Home / News / News archive / 2010 / March 2010 / 227 million escape shanty towns but numbers still grow
Côte d'Ivoire
Sponsor a child ivory coast
SOS Children's Villages has opened clinics in both Abobo-Gare and Aboisso to help families and children in need especially those affected by HIV/AIDS. This includes helping local communities with food, medicine, school fees and setting up self-help projects. … more about our charity work in Côte d'Ivoire

227 million escape shanty towns but numbers still grow

Nearly a quarter of a billion people were lifted out of shanty town conditions since the year 2000, but the actual number of people living in these conditions continues to rise. In the past decade, the total number of people now living in slums has grown by nearly 55 million, the UN report said. “The progress made on the slum target has not been enough to counter the growth of informal settlements in the developing world,” the UN agency for human settlements, (UN-HABITAT) 2010 report says.

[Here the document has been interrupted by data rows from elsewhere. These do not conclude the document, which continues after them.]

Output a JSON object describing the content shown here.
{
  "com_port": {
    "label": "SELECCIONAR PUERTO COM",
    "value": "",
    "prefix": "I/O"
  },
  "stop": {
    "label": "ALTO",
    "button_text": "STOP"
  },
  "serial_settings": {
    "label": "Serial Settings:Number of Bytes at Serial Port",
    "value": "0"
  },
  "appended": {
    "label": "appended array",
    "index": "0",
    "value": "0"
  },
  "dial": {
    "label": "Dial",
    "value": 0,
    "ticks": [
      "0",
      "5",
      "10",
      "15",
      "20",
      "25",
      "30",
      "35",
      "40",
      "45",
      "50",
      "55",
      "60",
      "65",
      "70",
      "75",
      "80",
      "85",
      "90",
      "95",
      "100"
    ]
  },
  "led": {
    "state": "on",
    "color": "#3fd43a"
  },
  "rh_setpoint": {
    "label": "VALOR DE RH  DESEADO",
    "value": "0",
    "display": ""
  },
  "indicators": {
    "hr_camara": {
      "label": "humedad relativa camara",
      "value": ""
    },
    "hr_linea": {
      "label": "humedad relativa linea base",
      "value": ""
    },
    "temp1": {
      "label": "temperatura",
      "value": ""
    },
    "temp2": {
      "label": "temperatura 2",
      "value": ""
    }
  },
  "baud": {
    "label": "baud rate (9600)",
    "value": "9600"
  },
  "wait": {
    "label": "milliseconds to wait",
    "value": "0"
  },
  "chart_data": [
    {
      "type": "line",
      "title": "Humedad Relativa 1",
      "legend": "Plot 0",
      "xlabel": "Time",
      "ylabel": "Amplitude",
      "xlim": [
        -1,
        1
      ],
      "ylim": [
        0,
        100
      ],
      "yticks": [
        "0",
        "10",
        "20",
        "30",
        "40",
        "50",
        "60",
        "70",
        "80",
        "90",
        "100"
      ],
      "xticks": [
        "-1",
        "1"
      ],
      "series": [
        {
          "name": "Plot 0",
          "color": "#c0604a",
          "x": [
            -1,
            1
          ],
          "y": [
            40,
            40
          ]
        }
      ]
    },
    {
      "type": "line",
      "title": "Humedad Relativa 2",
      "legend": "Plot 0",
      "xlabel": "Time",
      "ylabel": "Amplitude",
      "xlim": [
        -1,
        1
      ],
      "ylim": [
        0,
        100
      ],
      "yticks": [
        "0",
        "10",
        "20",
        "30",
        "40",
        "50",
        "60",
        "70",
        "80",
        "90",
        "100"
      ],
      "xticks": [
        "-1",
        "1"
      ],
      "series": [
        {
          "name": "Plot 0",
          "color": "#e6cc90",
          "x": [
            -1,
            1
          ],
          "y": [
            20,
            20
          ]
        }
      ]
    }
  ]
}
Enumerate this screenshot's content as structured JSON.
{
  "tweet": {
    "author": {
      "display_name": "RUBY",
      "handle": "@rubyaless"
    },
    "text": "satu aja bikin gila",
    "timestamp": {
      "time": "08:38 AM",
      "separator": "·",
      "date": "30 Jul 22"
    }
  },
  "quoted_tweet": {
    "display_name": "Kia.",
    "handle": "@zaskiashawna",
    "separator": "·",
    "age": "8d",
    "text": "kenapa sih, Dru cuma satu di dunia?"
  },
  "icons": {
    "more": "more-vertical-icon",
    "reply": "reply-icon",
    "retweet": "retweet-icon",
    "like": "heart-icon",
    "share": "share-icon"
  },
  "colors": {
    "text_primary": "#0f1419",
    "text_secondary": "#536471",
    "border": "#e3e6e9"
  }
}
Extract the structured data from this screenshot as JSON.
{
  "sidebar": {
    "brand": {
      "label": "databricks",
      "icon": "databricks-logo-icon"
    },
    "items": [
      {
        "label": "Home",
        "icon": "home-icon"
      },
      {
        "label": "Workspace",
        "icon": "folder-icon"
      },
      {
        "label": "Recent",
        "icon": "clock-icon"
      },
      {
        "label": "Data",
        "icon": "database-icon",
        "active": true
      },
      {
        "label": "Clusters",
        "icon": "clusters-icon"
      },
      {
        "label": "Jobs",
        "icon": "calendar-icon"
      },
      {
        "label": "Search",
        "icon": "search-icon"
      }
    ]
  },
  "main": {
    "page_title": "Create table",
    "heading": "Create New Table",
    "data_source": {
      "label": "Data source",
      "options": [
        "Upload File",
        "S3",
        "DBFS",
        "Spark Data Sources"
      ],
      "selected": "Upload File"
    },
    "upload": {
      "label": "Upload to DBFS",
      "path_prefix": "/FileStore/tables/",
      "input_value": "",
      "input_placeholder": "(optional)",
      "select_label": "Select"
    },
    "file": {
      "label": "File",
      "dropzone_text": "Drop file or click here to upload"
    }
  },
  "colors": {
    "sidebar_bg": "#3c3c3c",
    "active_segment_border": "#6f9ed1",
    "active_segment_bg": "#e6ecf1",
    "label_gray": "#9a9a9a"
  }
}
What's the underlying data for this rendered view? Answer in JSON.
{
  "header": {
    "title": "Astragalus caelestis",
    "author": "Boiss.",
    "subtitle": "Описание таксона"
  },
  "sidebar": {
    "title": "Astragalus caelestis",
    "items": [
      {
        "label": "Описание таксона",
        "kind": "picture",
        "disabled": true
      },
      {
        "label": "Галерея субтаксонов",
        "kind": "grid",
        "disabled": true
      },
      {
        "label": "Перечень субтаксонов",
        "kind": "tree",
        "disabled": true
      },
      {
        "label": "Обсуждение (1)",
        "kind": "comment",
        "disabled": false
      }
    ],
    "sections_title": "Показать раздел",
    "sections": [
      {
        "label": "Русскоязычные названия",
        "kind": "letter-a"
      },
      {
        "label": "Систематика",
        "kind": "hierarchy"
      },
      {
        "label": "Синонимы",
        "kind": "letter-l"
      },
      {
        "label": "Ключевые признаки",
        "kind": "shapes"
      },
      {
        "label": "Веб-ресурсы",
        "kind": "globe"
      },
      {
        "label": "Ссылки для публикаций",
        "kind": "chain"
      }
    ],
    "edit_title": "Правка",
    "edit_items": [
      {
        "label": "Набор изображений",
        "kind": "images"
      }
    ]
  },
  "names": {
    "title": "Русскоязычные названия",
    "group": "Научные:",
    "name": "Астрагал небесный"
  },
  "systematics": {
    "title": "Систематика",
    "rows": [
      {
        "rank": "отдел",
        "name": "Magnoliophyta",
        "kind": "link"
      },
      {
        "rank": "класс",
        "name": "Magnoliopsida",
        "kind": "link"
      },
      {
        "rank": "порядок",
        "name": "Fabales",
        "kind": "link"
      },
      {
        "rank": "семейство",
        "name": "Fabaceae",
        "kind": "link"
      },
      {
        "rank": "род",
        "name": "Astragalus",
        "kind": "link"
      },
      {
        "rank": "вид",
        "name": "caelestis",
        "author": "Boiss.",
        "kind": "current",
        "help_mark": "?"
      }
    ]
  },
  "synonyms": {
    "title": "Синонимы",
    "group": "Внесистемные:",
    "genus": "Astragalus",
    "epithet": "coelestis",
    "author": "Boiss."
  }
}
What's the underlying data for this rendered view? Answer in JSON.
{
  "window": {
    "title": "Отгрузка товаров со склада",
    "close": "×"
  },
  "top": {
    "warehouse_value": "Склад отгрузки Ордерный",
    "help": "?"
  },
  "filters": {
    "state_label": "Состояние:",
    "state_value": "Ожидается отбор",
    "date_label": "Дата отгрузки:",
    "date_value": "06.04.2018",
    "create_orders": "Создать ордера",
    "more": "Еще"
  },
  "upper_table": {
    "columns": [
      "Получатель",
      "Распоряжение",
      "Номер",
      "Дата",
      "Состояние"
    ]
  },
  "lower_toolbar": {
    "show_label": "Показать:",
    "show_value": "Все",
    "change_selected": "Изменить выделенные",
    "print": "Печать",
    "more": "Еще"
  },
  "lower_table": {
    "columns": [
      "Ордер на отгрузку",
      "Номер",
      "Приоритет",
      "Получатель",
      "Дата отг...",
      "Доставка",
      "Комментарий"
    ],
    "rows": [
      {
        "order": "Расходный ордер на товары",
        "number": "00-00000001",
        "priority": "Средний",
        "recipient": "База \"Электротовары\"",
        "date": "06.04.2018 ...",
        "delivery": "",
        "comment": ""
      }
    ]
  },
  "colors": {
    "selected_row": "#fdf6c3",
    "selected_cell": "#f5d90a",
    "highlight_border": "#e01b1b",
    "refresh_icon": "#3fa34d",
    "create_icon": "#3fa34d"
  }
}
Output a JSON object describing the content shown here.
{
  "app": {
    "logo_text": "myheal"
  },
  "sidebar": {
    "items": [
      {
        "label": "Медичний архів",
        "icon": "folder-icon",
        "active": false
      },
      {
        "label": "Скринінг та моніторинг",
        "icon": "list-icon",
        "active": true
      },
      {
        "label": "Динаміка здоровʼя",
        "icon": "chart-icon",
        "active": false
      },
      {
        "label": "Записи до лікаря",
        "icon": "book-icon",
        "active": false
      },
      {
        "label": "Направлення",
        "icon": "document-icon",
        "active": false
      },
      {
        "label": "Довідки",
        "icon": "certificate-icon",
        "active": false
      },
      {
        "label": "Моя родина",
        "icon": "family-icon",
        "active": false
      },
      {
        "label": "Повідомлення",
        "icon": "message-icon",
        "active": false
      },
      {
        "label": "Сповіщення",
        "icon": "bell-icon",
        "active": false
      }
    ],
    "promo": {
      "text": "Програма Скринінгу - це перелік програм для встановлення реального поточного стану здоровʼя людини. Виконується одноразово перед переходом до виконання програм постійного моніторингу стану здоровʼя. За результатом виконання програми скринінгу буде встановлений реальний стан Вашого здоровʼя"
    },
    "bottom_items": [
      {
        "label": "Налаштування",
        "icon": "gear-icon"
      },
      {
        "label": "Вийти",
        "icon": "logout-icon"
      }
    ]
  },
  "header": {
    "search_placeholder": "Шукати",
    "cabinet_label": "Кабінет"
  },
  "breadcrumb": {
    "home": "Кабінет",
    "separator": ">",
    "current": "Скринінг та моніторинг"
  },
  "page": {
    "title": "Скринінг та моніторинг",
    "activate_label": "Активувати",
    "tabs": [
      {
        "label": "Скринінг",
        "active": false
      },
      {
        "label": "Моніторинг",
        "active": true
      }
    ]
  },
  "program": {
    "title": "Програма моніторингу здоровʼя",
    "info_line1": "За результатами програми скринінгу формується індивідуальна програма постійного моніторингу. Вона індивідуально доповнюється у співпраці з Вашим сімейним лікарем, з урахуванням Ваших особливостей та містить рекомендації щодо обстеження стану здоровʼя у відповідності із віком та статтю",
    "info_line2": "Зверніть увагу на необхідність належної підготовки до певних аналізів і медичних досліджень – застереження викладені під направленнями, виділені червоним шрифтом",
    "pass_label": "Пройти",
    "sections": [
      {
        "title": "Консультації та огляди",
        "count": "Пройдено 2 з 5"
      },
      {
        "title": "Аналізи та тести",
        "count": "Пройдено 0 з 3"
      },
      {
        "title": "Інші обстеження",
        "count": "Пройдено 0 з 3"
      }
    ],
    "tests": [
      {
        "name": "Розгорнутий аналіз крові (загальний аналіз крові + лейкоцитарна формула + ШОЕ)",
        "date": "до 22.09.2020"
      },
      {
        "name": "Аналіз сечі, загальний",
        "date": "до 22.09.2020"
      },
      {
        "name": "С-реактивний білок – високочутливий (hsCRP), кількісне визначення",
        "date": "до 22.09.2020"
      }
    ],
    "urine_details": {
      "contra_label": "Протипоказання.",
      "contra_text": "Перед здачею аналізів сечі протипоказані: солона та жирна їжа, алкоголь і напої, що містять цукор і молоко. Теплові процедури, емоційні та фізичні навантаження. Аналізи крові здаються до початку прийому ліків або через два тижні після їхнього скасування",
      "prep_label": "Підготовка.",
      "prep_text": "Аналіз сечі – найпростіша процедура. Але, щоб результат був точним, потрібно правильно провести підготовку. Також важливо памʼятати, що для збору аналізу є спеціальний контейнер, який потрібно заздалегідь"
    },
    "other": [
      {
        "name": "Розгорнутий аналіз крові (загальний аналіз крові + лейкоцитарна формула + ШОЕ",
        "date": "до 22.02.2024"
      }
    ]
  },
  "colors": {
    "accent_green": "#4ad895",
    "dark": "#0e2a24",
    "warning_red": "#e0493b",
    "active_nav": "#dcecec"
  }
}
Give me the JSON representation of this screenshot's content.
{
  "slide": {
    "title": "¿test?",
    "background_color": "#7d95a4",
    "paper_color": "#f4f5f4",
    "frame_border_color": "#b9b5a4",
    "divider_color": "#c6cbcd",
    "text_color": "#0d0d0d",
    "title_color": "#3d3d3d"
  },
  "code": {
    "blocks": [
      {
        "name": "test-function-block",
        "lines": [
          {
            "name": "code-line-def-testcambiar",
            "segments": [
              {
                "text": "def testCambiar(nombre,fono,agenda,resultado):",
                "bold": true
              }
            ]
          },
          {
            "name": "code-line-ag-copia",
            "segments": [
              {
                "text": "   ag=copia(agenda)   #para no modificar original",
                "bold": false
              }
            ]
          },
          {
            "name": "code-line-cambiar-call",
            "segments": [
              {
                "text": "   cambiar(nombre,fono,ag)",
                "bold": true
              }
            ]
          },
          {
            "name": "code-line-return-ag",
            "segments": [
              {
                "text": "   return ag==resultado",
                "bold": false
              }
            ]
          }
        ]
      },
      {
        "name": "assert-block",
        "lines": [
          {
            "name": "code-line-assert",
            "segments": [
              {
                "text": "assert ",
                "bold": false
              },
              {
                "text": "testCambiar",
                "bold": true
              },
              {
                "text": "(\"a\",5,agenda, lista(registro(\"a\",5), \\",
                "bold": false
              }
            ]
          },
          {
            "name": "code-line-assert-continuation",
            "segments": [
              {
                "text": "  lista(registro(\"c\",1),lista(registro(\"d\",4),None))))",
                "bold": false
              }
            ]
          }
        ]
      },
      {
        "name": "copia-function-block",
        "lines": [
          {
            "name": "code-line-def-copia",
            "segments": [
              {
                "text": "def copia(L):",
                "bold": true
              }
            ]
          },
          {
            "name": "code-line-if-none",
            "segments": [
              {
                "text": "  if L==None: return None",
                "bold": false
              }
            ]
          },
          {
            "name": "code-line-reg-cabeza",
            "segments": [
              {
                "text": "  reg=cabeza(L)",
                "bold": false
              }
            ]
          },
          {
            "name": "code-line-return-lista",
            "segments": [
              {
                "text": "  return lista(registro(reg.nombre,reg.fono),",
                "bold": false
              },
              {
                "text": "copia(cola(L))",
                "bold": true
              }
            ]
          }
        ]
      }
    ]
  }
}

China and India, the countries that have the most people living in them, have together moved 125 million people out of slums in the last decade, while a further 112 million escaped poor conditions in the rest of the world. But because more people are opting to live in towns now than in rural areas, many more new people are moving into shanty towns. That means the total number of people living in crowded, substandard housing – often without safe drinking water and sanitation – has risen by nearly 55 million people since 2000. The worldwide number of slum-dwellers now stands at 827 million and is expected to grow to 889 million by 2020. Two-thirds of the world's slum-dwellers live in Africa, the study revealed, the only continent which hasn’t made progress cutting the number of people forced to live in these conditions.

While the figures mean that countries have beaten the Millennium Development target to lift 100 million people out of shanty towns by 2020, the UN says slum numbers will still go up in the short term. "The current global financial crisis poses a risk that advances in slum upgrading and prevention may be reversed. In addition, some gains can be undone by responses that do not take population growth into account," it said.

In Central African Republic and Cote d'Ivoire, fighting has upped the number of people living in shanty towns by at least 10 per cent. And countries like Ethiopia, Benin and Malawi have more than 70 per cent of their populations living in slums. Southern Asia now has 190.7 million (35 per cent of the population) and eastern Asia 189.6 million (28 per cent) living in unacceptable housing conditions, says the report. In developed countries, that figure is just 6 per cent. Meanwhile people living in Santa Marta shanty town in Brazil’s Rio de Janeiro have brought out a leaflet reminding people about their rights after problems with heavy-handed policing.

By Hayley Jarvis for SOS Children